The entries follow. Copy every line in which "Count" appears.

--- Input material Enclosed Below ---

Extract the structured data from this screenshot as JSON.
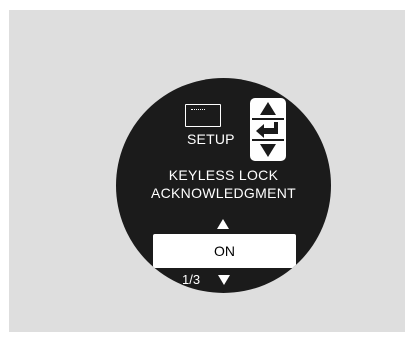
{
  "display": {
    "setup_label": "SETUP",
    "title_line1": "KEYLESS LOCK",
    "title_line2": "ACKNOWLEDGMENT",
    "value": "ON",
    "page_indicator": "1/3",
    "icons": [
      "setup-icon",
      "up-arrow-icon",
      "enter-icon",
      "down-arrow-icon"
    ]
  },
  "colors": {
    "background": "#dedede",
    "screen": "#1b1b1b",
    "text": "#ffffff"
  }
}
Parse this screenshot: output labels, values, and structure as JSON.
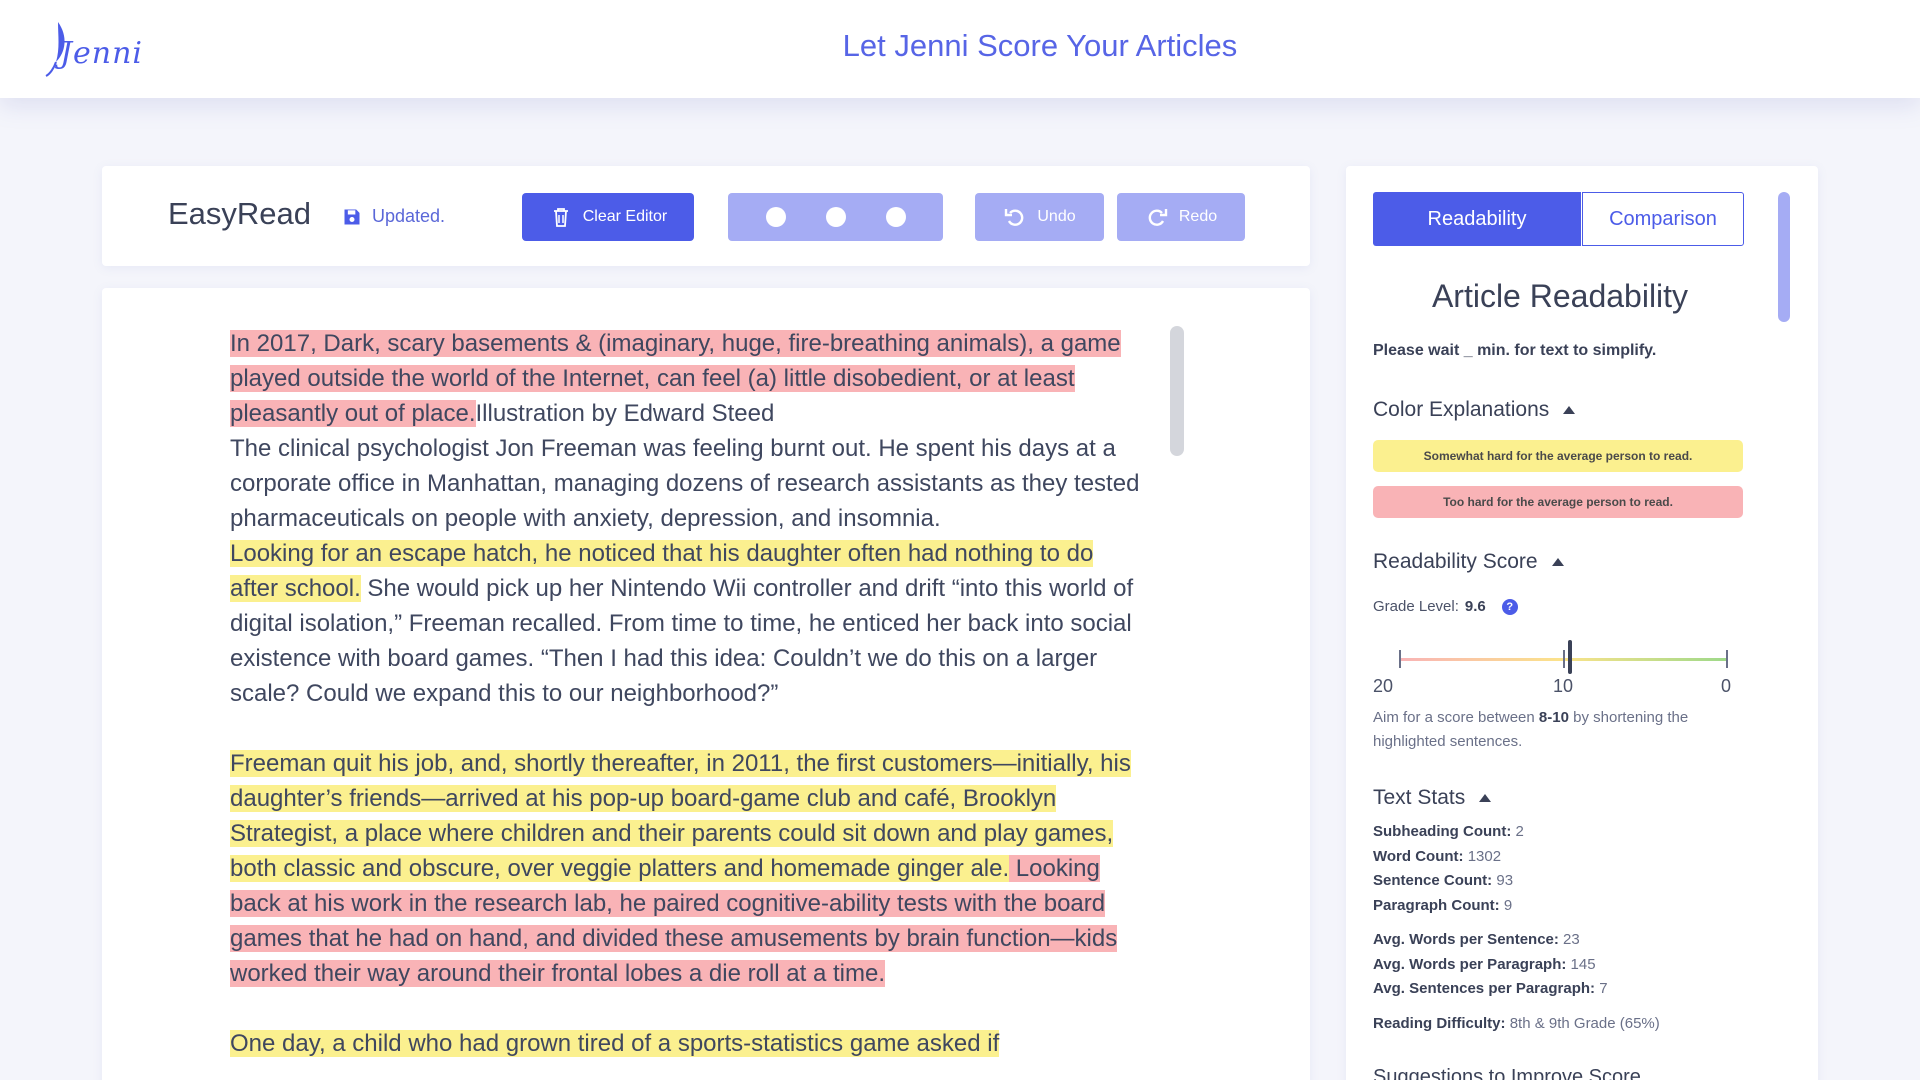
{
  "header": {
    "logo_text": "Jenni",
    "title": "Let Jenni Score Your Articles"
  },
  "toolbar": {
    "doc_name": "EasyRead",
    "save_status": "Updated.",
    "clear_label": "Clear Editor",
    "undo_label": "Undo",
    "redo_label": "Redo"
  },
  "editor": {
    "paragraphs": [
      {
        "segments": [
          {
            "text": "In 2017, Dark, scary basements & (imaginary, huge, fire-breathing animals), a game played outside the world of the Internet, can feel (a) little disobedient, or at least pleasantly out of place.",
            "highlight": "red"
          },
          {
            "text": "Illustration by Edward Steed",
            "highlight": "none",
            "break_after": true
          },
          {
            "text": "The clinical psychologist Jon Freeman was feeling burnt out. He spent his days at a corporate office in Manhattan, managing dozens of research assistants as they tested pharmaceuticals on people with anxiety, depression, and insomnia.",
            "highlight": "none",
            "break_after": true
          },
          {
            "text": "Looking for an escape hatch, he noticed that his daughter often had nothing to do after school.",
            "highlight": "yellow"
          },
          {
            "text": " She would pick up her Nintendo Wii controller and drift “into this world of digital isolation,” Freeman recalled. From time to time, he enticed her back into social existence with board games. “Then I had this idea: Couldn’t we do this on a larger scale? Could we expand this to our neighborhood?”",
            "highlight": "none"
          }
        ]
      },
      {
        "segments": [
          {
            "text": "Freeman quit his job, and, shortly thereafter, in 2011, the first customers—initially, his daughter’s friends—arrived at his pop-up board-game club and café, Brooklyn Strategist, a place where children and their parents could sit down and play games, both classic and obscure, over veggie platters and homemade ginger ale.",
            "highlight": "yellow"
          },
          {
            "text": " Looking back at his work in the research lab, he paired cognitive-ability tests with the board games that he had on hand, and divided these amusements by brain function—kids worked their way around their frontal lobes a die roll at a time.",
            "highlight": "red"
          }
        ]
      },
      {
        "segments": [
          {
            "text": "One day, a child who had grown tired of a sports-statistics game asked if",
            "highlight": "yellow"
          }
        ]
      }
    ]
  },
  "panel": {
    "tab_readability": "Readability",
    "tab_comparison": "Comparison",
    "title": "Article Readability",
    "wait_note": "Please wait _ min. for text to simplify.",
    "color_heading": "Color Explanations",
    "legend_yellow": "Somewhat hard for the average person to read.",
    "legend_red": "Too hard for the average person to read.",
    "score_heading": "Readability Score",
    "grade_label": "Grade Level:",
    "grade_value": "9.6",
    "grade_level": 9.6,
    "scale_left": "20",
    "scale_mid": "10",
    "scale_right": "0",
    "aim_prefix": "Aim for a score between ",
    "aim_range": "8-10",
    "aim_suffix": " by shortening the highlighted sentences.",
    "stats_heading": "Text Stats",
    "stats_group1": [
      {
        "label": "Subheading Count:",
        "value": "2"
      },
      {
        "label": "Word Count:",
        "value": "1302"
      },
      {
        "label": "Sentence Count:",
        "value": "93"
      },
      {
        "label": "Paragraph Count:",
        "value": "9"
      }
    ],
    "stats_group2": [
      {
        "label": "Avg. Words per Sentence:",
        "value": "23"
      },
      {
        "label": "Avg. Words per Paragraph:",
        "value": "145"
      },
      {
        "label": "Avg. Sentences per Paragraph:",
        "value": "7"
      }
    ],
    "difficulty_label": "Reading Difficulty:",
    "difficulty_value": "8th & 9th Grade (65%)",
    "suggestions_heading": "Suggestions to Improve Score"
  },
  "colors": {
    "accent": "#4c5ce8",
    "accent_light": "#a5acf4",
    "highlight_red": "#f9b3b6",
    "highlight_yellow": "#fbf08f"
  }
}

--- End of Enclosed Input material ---

● **Response**:
        "label": "Subheading Count:",
        "label": "Word Count:",
        "label": "Sentence Count:",
        "label": "Paragraph Count:",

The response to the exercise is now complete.